Input data
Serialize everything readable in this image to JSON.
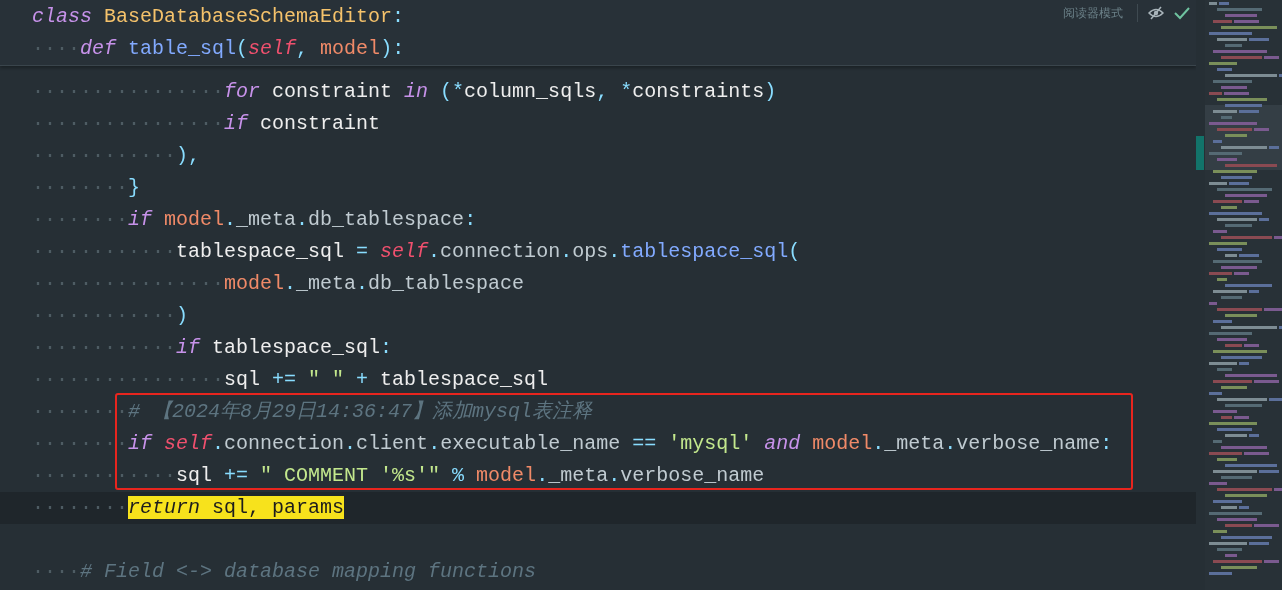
{
  "sticky_header": {
    "lines": [
      {
        "tokens": [
          {
            "kind": "kw",
            "text": "class"
          },
          {
            "kind": "cls",
            "text": " BaseDatabaseSchemaEditor"
          },
          {
            "kind": "punc",
            "text": ":"
          }
        ]
      },
      {
        "indent": "····",
        "tokens": [
          {
            "kind": "kw",
            "text": "def"
          },
          {
            "kind": "fn",
            "text": " table_sql"
          },
          {
            "kind": "punc",
            "text": "("
          },
          {
            "kind": "self",
            "text": "self"
          },
          {
            "kind": "punc",
            "text": ", "
          },
          {
            "kind": "param",
            "text": "model"
          },
          {
            "kind": "punc",
            "text": "):"
          }
        ]
      }
    ]
  },
  "reader_mode": {
    "label": "阅读器模式"
  },
  "lines": [
    {
      "kind": "code",
      "indent": "················",
      "tokens": [
        {
          "kind": "kw",
          "text": "for"
        },
        {
          "kind": "id",
          "text": " constraint "
        },
        {
          "kind": "kw",
          "text": "in"
        },
        {
          "kind": "punc",
          "text": " (*"
        },
        {
          "kind": "id",
          "text": "column_sqls"
        },
        {
          "kind": "punc",
          "text": ", *"
        },
        {
          "kind": "id",
          "text": "constraints"
        },
        {
          "kind": "punc",
          "text": ")"
        }
      ]
    },
    {
      "kind": "code",
      "indent": "················",
      "tokens": [
        {
          "kind": "kw",
          "text": "if"
        },
        {
          "kind": "id",
          "text": " constraint"
        }
      ]
    },
    {
      "kind": "code",
      "indent": "············",
      "tokens": [
        {
          "kind": "punc",
          "text": "),"
        }
      ]
    },
    {
      "kind": "code",
      "indent": "········",
      "tokens": [
        {
          "kind": "punc",
          "text": "}"
        }
      ]
    },
    {
      "kind": "code",
      "indent": "········",
      "tokens": [
        {
          "kind": "kw",
          "text": "if"
        },
        {
          "kind": "param",
          "text": " model"
        },
        {
          "kind": "punc",
          "text": "."
        },
        {
          "kind": "attr",
          "text": "_meta"
        },
        {
          "kind": "punc",
          "text": "."
        },
        {
          "kind": "attr",
          "text": "db_tablespace"
        },
        {
          "kind": "punc",
          "text": ":"
        }
      ]
    },
    {
      "kind": "code",
      "indent": "············",
      "tokens": [
        {
          "kind": "id",
          "text": "tablespace_sql "
        },
        {
          "kind": "punc",
          "text": "="
        },
        {
          "kind": "self",
          "text": " self"
        },
        {
          "kind": "punc",
          "text": "."
        },
        {
          "kind": "attr",
          "text": "connection"
        },
        {
          "kind": "punc",
          "text": "."
        },
        {
          "kind": "attr",
          "text": "ops"
        },
        {
          "kind": "punc",
          "text": "."
        },
        {
          "kind": "fn",
          "text": "tablespace_sql"
        },
        {
          "kind": "punc",
          "text": "("
        }
      ]
    },
    {
      "kind": "code",
      "indent": "················",
      "tokens": [
        {
          "kind": "param",
          "text": "model"
        },
        {
          "kind": "punc",
          "text": "."
        },
        {
          "kind": "attr",
          "text": "_meta"
        },
        {
          "kind": "punc",
          "text": "."
        },
        {
          "kind": "attr",
          "text": "db_tablespace"
        }
      ]
    },
    {
      "kind": "code",
      "indent": "············",
      "tokens": [
        {
          "kind": "punc",
          "text": ")"
        }
      ]
    },
    {
      "kind": "code",
      "indent": "············",
      "tokens": [
        {
          "kind": "kw",
          "text": "if"
        },
        {
          "kind": "id",
          "text": " tablespace_sql"
        },
        {
          "kind": "punc",
          "text": ":"
        }
      ]
    },
    {
      "kind": "code",
      "indent": "················",
      "tokens": [
        {
          "kind": "id",
          "text": "sql "
        },
        {
          "kind": "punc",
          "text": "+="
        },
        {
          "kind": "str",
          "text": " \" \""
        },
        {
          "kind": "punc",
          "text": " +"
        },
        {
          "kind": "id",
          "text": " tablespace_sql"
        }
      ]
    },
    {
      "kind": "code",
      "indent": "········",
      "boxed": true,
      "tokens": [
        {
          "kind": "cmt",
          "text": "# 【2024年8月29日14:36:47】添加mysql表注释"
        }
      ]
    },
    {
      "kind": "code",
      "indent": "········",
      "boxed": true,
      "tokens": [
        {
          "kind": "kw",
          "text": "if"
        },
        {
          "kind": "self",
          "text": " self"
        },
        {
          "kind": "punc",
          "text": "."
        },
        {
          "kind": "attr",
          "text": "connection"
        },
        {
          "kind": "punc",
          "text": "."
        },
        {
          "kind": "attr",
          "text": "client"
        },
        {
          "kind": "punc",
          "text": "."
        },
        {
          "kind": "attr",
          "text": "executable_name"
        },
        {
          "kind": "punc",
          "text": " =="
        },
        {
          "kind": "str",
          "text": " 'mysql'"
        },
        {
          "kind": "kw",
          "text": " and"
        },
        {
          "kind": "param",
          "text": " model"
        },
        {
          "kind": "punc",
          "text": "."
        },
        {
          "kind": "attr",
          "text": "_meta"
        },
        {
          "kind": "punc",
          "text": "."
        },
        {
          "kind": "attr",
          "text": "verbose_name"
        },
        {
          "kind": "punc",
          "text": ":"
        }
      ]
    },
    {
      "kind": "code",
      "indent": "············",
      "boxed": true,
      "tokens": [
        {
          "kind": "id",
          "text": "sql "
        },
        {
          "kind": "punc",
          "text": "+="
        },
        {
          "kind": "str",
          "text": " \" COMMENT '%s'\""
        },
        {
          "kind": "punc",
          "text": " %"
        },
        {
          "kind": "param",
          "text": " model"
        },
        {
          "kind": "punc",
          "text": "."
        },
        {
          "kind": "attr",
          "text": "_meta"
        },
        {
          "kind": "punc",
          "text": "."
        },
        {
          "kind": "attr",
          "text": "verbose_name"
        }
      ]
    },
    {
      "kind": "code",
      "indent": "········",
      "current": true,
      "highlighted": true,
      "tokens": [
        {
          "kind": "kw",
          "text": "return"
        },
        {
          "kind": "id",
          "text": " sql, params"
        }
      ]
    },
    {
      "kind": "blank"
    },
    {
      "kind": "code",
      "indent": "····",
      "tokens": [
        {
          "kind": "cmt",
          "text": "# Field <-> database mapping functions"
        }
      ]
    }
  ]
}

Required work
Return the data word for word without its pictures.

Response to the task
Serialize everything readable in this image to JSON.
{
  "sticky_header": {
    "lines": [
      {
        "tokens": [
          {
            "kind": "kw",
            "text": "class"
          },
          {
            "kind": "cls",
            "text": " BaseDatabaseSchemaEditor"
          },
          {
            "kind": "punc",
            "text": ":"
          }
        ]
      },
      {
        "indent": "····",
        "tokens": [
          {
            "kind": "kw",
            "text": "def"
          },
          {
            "kind": "fn",
            "text": " table_sql"
          },
          {
            "kind": "punc",
            "text": "("
          },
          {
            "kind": "self",
            "text": "self"
          },
          {
            "kind": "punc",
            "text": ", "
          },
          {
            "kind": "param",
            "text": "model"
          },
          {
            "kind": "punc",
            "text": "):"
          }
        ]
      }
    ]
  },
  "reader_mode": {
    "label": "阅读器模式"
  },
  "lines": [
    {
      "kind": "code",
      "indent": "················",
      "tokens": [
        {
          "kind": "kw",
          "text": "for"
        },
        {
          "kind": "id",
          "text": " constraint "
        },
        {
          "kind": "kw",
          "text": "in"
        },
        {
          "kind": "punc",
          "text": " (*"
        },
        {
          "kind": "id",
          "text": "column_sqls"
        },
        {
          "kind": "punc",
          "text": ", *"
        },
        {
          "kind": "id",
          "text": "constraints"
        },
        {
          "kind": "punc",
          "text": ")"
        }
      ]
    },
    {
      "kind": "code",
      "indent": "················",
      "tokens": [
        {
          "kind": "kw",
          "text": "if"
        },
        {
          "kind": "id",
          "text": " constraint"
        }
      ]
    },
    {
      "kind": "code",
      "indent": "············",
      "tokens": [
        {
          "kind": "punc",
          "text": "),"
        }
      ]
    },
    {
      "kind": "code",
      "indent": "········",
      "tokens": [
        {
          "kind": "punc",
          "text": "}"
        }
      ]
    },
    {
      "kind": "code",
      "indent": "········",
      "tokens": [
        {
          "kind": "kw",
          "text": "if"
        },
        {
          "kind": "param",
          "text": " model"
        },
        {
          "kind": "punc",
          "text": "."
        },
        {
          "kind": "attr",
          "text": "_meta"
        },
        {
          "kind": "punc",
          "text": "."
        },
        {
          "kind": "attr",
          "text": "db_tablespace"
        },
        {
          "kind": "punc",
          "text": ":"
        }
      ]
    },
    {
      "kind": "code",
      "indent": "············",
      "tokens": [
        {
          "kind": "id",
          "text": "tablespace_sql "
        },
        {
          "kind": "punc",
          "text": "="
        },
        {
          "kind": "self",
          "text": " self"
        },
        {
          "kind": "punc",
          "text": "."
        },
        {
          "kind": "attr",
          "text": "connection"
        },
        {
          "kind": "punc",
          "text": "."
        },
        {
          "kind": "attr",
          "text": "ops"
        },
        {
          "kind": "punc",
          "text": "."
        },
        {
          "kind": "fn",
          "text": "tablespace_sql"
        },
        {
          "kind": "punc",
          "text": "("
        }
      ]
    },
    {
      "kind": "code",
      "indent": "················",
      "tokens": [
        {
          "kind": "param",
          "text": "model"
        },
        {
          "kind": "punc",
          "text": "."
        },
        {
          "kind": "attr",
          "text": "_meta"
        },
        {
          "kind": "punc",
          "text": "."
        },
        {
          "kind": "attr",
          "text": "db_tablespace"
        }
      ]
    },
    {
      "kind": "code",
      "indent": "············",
      "tokens": [
        {
          "kind": "punc",
          "text": ")"
        }
      ]
    },
    {
      "kind": "code",
      "indent": "············",
      "tokens": [
        {
          "kind": "kw",
          "text": "if"
        },
        {
          "kind": "id",
          "text": " tablespace_sql"
        },
        {
          "kind": "punc",
          "text": ":"
        }
      ]
    },
    {
      "kind": "code",
      "indent": "················",
      "tokens": [
        {
          "kind": "id",
          "text": "sql "
        },
        {
          "kind": "punc",
          "text": "+="
        },
        {
          "kind": "str",
          "text": " \" \""
        },
        {
          "kind": "punc",
          "text": " +"
        },
        {
          "kind": "id",
          "text": " tablespace_sql"
        }
      ]
    },
    {
      "kind": "code",
      "indent": "········",
      "boxed": true,
      "tokens": [
        {
          "kind": "cmt",
          "text": "# 【2024年8月29日14:36:47】添加mysql表注释"
        }
      ]
    },
    {
      "kind": "code",
      "indent": "········",
      "boxed": true,
      "tokens": [
        {
          "kind": "kw",
          "text": "if"
        },
        {
          "kind": "self",
          "text": " self"
        },
        {
          "kind": "punc",
          "text": "."
        },
        {
          "kind": "attr",
          "text": "connection"
        },
        {
          "kind": "punc",
          "text": "."
        },
        {
          "kind": "attr",
          "text": "client"
        },
        {
          "kind": "punc",
          "text": "."
        },
        {
          "kind": "attr",
          "text": "executable_name"
        },
        {
          "kind": "punc",
          "text": " =="
        },
        {
          "kind": "str",
          "text": " 'mysql'"
        },
        {
          "kind": "kw",
          "text": " and"
        },
        {
          "kind": "param",
          "text": " model"
        },
        {
          "kind": "punc",
          "text": "."
        },
        {
          "kind": "attr",
          "text": "_meta"
        },
        {
          "kind": "punc",
          "text": "."
        },
        {
          "kind": "attr",
          "text": "verbose_name"
        },
        {
          "kind": "punc",
          "text": ":"
        }
      ]
    },
    {
      "kind": "code",
      "indent": "············",
      "boxed": true,
      "tokens": [
        {
          "kind": "id",
          "text": "sql "
        },
        {
          "kind": "punc",
          "text": "+="
        },
        {
          "kind": "str",
          "text": " \" COMMENT '%s'\""
        },
        {
          "kind": "punc",
          "text": " %"
        },
        {
          "kind": "param",
          "text": " model"
        },
        {
          "kind": "punc",
          "text": "."
        },
        {
          "kind": "attr",
          "text": "_meta"
        },
        {
          "kind": "punc",
          "text": "."
        },
        {
          "kind": "attr",
          "text": "verbose_name"
        }
      ]
    },
    {
      "kind": "code",
      "indent": "········",
      "current": true,
      "highlighted": true,
      "tokens": [
        {
          "kind": "kw",
          "text": "return"
        },
        {
          "kind": "id",
          "text": " sql, params"
        }
      ]
    },
    {
      "kind": "blank"
    },
    {
      "kind": "code",
      "indent": "····",
      "tokens": [
        {
          "kind": "cmt",
          "text": "# Field <-> database mapping functions"
        }
      ]
    }
  ]
}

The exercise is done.